*Work order:* For every record, give an exact copy that has no pictures in it.

(Component data from apps and pages)

*** Begin section ***

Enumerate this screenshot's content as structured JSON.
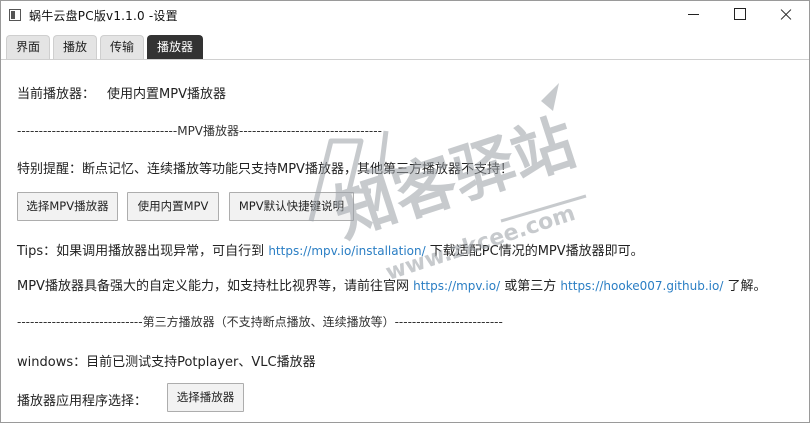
{
  "window": {
    "title": "蜗牛云盘PC版v1.1.0 -设置"
  },
  "tabs": [
    {
      "label": "界面",
      "active": false
    },
    {
      "label": "播放",
      "active": false
    },
    {
      "label": "传输",
      "active": false
    },
    {
      "label": "播放器",
      "active": true
    }
  ],
  "player": {
    "current_label": "当前播放器：",
    "current_value": "使用内置MPV播放器",
    "mpv_divider": "-------------------------------------MPV播放器---------------------------------",
    "notice": "特别提醒：断点记忆、连续播放等功能只支持MPV播放器，其他第三方播放器不支持！",
    "buttons": {
      "select_mpv": "选择MPV播放器",
      "use_builtin": "使用内置MPV",
      "shortcuts": "MPV默认快捷键说明"
    },
    "tips_prefix": "Tips：如果调用播放器出现异常，可自行到",
    "tips_link": "https://mpv.io/installation/",
    "tips_suffix": "下载适配PC情况的MPV播放器即可。",
    "custom_prefix": "MPV播放器具备强大的自定义能力，如支持杜比视界等，请前往官网",
    "custom_link1": "https://mpv.io/",
    "custom_middle": "或第三方",
    "custom_link2": "https://hooke007.github.io/",
    "custom_suffix": "了解。",
    "third_divider": "-----------------------------第三方播放器（不支持断点播放、连续播放等）-------------------------",
    "windows_info": "windows：目前已测试支持Potplayer、VLC播放器",
    "app_select_label": "播放器应用程序选择：",
    "app_select_button": "选择播放器"
  },
  "watermark": {
    "main": "知客驿站",
    "domain": "www.zkcee.com"
  },
  "colors": {
    "link": "#2a7ec4",
    "active_tab": "#333333",
    "watermark": "#9aa0a6"
  }
}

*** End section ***

*Output:*
Enumerate this screenshot's content as structured JSON.
{
  "window": {
    "title": "蜗牛云盘PC版v1.1.0 -设置"
  },
  "tabs": [
    {
      "label": "界面",
      "active": false
    },
    {
      "label": "播放",
      "active": false
    },
    {
      "label": "传输",
      "active": false
    },
    {
      "label": "播放器",
      "active": true
    }
  ],
  "player": {
    "current_label": "当前播放器：",
    "current_value": "使用内置MPV播放器",
    "mpv_divider": "-------------------------------------MPV播放器---------------------------------",
    "notice": "特别提醒：断点记忆、连续播放等功能只支持MPV播放器，其他第三方播放器不支持！",
    "buttons": {
      "select_mpv": "选择MPV播放器",
      "use_builtin": "使用内置MPV",
      "shortcuts": "MPV默认快捷键说明"
    },
    "tips_prefix": "Tips：如果调用播放器出现异常，可自行到",
    "tips_link": "https://mpv.io/installation/",
    "tips_suffix": "下载适配PC情况的MPV播放器即可。",
    "custom_prefix": "MPV播放器具备强大的自定义能力，如支持杜比视界等，请前往官网",
    "custom_link1": "https://mpv.io/",
    "custom_middle": "或第三方",
    "custom_link2": "https://hooke007.github.io/",
    "custom_suffix": "了解。",
    "third_divider": "-----------------------------第三方播放器（不支持断点播放、连续播放等）-------------------------",
    "windows_info": "windows：目前已测试支持Potplayer、VLC播放器",
    "app_select_label": "播放器应用程序选择：",
    "app_select_button": "选择播放器"
  },
  "watermark": {
    "main": "知客驿站",
    "domain": "www.zkcee.com"
  },
  "colors": {
    "link": "#2a7ec4",
    "active_tab": "#333333",
    "watermark": "#9aa0a6"
  }
}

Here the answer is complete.